▸ **REQUIRED ACTION**: The answer is every line in the data below that contains the word "your".

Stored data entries
┏━━
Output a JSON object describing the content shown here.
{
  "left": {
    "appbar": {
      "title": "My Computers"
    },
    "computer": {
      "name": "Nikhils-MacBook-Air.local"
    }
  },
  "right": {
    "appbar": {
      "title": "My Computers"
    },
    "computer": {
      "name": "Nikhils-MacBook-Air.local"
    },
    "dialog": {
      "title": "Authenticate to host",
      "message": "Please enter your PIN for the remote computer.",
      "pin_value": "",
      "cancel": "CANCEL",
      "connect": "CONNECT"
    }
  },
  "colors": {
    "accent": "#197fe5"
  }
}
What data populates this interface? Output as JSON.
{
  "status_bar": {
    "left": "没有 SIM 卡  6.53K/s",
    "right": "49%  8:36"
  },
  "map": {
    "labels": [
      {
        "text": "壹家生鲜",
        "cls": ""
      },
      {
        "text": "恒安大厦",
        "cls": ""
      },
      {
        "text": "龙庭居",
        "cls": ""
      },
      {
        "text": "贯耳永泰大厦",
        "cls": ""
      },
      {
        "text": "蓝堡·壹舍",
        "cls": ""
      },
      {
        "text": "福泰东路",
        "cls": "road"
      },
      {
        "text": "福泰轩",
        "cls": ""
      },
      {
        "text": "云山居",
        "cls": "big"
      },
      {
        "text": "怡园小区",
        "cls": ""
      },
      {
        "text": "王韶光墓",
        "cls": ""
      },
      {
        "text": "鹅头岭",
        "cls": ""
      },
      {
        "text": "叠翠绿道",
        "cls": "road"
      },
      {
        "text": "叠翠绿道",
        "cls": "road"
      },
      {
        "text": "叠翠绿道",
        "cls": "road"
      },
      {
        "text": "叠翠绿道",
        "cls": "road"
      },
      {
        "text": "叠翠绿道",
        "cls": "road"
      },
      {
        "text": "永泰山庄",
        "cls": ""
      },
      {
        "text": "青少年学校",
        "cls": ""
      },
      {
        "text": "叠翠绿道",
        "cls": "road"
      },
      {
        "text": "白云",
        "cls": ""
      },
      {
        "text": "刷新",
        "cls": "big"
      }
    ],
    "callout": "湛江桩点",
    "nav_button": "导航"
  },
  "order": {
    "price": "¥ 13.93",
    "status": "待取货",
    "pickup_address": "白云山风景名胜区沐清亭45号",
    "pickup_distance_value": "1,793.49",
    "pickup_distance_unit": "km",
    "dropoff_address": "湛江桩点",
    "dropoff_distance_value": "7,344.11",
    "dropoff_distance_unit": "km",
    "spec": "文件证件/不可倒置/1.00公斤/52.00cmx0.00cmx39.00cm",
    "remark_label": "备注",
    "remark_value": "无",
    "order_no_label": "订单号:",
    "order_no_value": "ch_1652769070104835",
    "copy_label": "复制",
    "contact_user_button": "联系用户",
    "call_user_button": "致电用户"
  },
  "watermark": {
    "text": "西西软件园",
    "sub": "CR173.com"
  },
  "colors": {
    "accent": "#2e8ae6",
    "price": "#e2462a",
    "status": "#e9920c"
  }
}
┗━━
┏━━
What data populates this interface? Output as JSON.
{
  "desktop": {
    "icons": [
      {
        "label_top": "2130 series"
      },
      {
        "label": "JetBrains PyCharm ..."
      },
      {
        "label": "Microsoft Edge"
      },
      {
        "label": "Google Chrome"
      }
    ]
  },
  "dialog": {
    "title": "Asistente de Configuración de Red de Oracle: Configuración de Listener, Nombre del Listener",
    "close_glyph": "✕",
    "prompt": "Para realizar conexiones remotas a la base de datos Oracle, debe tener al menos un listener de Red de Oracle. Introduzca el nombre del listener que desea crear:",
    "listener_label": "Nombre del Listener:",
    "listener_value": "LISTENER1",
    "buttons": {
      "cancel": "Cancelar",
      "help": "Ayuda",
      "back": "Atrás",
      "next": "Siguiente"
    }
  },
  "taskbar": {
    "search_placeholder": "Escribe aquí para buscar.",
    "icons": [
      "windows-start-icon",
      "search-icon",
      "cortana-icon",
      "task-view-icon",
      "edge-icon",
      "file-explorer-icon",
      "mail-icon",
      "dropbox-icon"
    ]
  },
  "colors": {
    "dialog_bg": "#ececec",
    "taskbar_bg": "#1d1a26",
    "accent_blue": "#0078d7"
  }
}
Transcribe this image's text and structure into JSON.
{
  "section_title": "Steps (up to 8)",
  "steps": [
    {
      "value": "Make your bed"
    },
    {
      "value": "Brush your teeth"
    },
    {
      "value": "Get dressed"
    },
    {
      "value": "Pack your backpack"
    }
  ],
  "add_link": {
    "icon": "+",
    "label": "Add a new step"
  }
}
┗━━
▸ **RESPONSE TO THIS TASK**:
      "message": "Please enter your PIN for the remote computer.",
      "value": "Make your bed"
      "value": "Brush your teeth"
      "value": "Pack your backpack"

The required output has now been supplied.